While many of the companies gathered at this week's expo were geared more toward corporate, industrial or medical clients, there were still some eye-catching exhibits for the average Joe.
Most notable among these is Mcor. While other companies are perfecting the use of plastic and metal materials, the Mcor Iris printer uses the same printer paper you use at home or the office. With a price tag closing in on $50,000,the giant machine won’t be in too many American homes in the near future. But thanks to a deal with office supply giant Staples (SPLS), consumers will be able to see what it can do.


Conor MacCormack is the co-founder and CEO of Mcor. He hopes that, within the next year, shoppers will be able to upload a 3D image and, for about $30, get a fully detailed 3D rendering ready for pick-up at their local Staples store. It’s this model that MacCormack thinks will lead 3D printing to the average consumer. “I think the bigger market is gonna be for people getting low-cost prints,” he says, as opposed to owning an actual 3D printer.

MacCormack admits using paper has its limits.

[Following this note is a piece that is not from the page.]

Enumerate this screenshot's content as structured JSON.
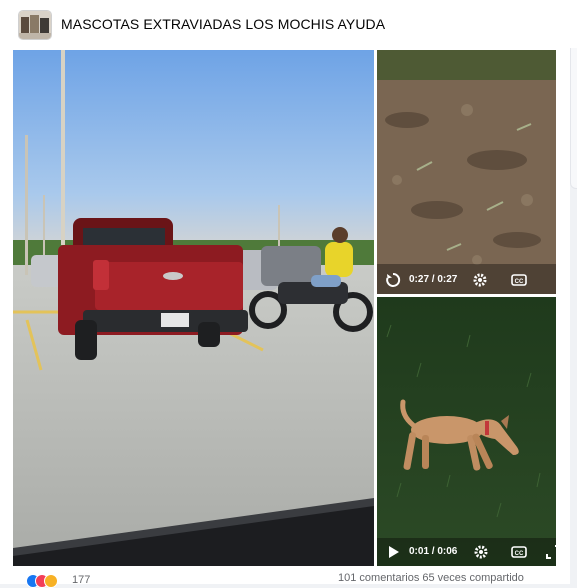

While other companies are branching out and printing metals and polymers that can withstand heat and pressure to be used in cars and heavy machinery, Mcor is happy to take a different route. "The plastic [used in other 3Dprinters] per volume is more expensive than gold,” MacCormack notes. “So that prevents the ‘what if scenario,’ prevents the designers from printing four or five designs overnight.”
He adds that, right now, 3D printing won’t replace traditional manufacturing. Injection molding, for instance, can produce thousands of products a day; MacCormack says 3D printing just isn’t close to matching that output yet. The limits of the technology have therefore dictated the company’s focus.
3D scanning
A key barrier to entry for 3D printer users, says MacCormack, is the lack of consumers with the ability to make a 3D design using software. “We see the need for scanning technology,” he says. “We want to make it as easy as possible for people to get data onto the computer.”
So while his company focuses on printing, people such as Avi Reichental, president and CEO of 3D Systems, are trying to make it easier to get the designs in the first place.
In his keynote address at the conference, Reichental stressed the need for easier scanning techniques and pointed to his company’s Fusion software, which turns millions of living room video game systems into 3D scanners.
The program works with Microsoft’s (MSFT) Xbox Kinect, a motion control add-on for the popular gaming system. Reichental envisions all sorts of opportunities with his software, including what he calls “brand interaction.” Imagine ordering an action figure in your own image from Mattel (MAT) or a Disney (DIS) princess that looks just like your daughter. These items may sound futuristic but the technology is here now.